The drinking culture in Pakistan is unique, and may seem quite foreign to Americans. Pakistanis often don’t drink in public, and if they do, it’s usually low-key and limited to upper or middle classes. Alcohol has been banned to Muslims in the country since 1977, prohibition put in place by then-Prime Minister Zulfiqar Ali Bhutto.

As is usually the case in dry countries, a black market for liquor exists. Because liquor is not often readily available, or is too expensive for poorer classes, bootleggers smuggle in vodka, whiskey, and other liquors, and many create locally-made alcohol — mixed with who knows what — that could end up being quite toxic. Recently, about 21 people died in Karachi, Pakistan after drinking contaminated liquor — all within 24 hours. The victims had been drinking black market liquor in celebration of Eid al-Adha, one of the largest religious holidays of Islam.

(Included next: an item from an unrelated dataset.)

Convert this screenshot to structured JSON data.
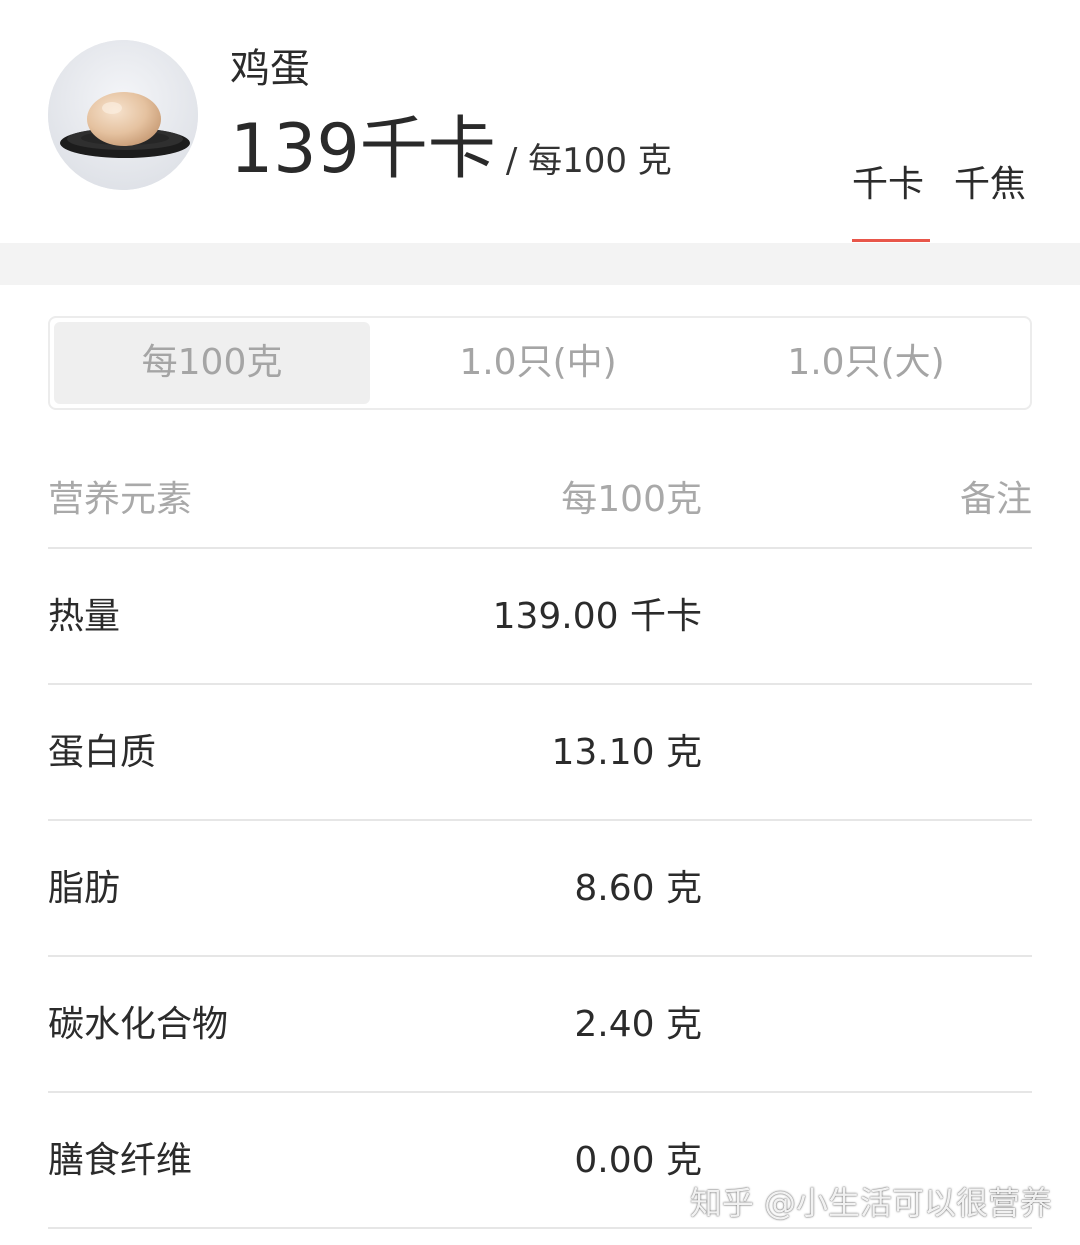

Authorities are still examining where the liquor came from and who made it. “Investigations are underway, and hopefully, we’ll get the culprits who sold this life-taking liquor,” Mohammad Hassan, a police official in Karachi’s Korangi district, said, according to The Washington Post. "So far, there are no prime suspects.”

But over the course of several decades, deaths due to poisonous alcohol from the black market have become a common occurrence. Dozens died in 2007, also in Karachi; and a similar tragedy occurred in July 2013 in the same city.

Because liquor stores in Karachi and other cities in Pakistan could only sell alcohol to non-Muslims after the 1977 ban, they raised their prices significantly. “Though the beverages were still in the reach of upper and middle-class Pakistanis who drank, drinkers from the working and peasant classes could not keep up with the rising prices,” Nadeem Paracha writes on Dawn. “They began to squarely depend on liquor being produced by the shady moonshine makers and many poor and working-class Pakistanis continue to lose their lives due to the tainted and underprepared whiskey (Katchi Sharab) produced by illegal brewers.”

If you’re in Pakistan, you’ll find that if you were in search of alcohol, you certainly can find it if you try — usually at 5-star hotels, hidden in the back, served only to non-Muslims for limited hours every day. You need a permit in order to buy alcohol. You might find certain wine shops or hotels will be stocked particularly with beer and liquor from the local Murree brewery.

But you may also find yourself being offered bootlegged booze or Pakistani moonshine, which can be pretty dangerous. It’s often tainted with chemicals and made with methyl alcohol. “If you’re offered some of this Pakistani moonshine, I’d suggest declining even if it seems like an excellent way to bond with local villagers,” Heather Carreiro, who spent some time living in Pakistan, writes on Matador Network. “[A]lmost every time I picked up a local newspaper in Lahore I read reports of people dying or getting very ill from these sketchy alcohol concoctions.” At times, people suffered from blindness and other complications after surviving the toxicity of the booze.

But unless prohibition ends, the drinking culture will likely not change any time soon. And even then, if alcohol prices remain skyrocket high, poorer people will continue turning to bootleggers and moonshiners to get their fix.

As Paracha continues on Dawn:

The only time the debate on alcohol is revived (in the media) is when people die from consuming cheap tainted whiskey.

And even then, newspaper reports and analysts do not shy away anymore from alluding that moonshiners thrive mainly due to the alcohol ban in the country that has greatly jacked-up the prices of good quality alcoholic beverages available in the legal ‘wine shops.’

The message is that the 1977 prohibition failed to stop many Pakistanis from consuming alcohol. In fact, the ban continues to drive a number of poor men into consuming poisonous whiskey, or they end up becoming drug addicts.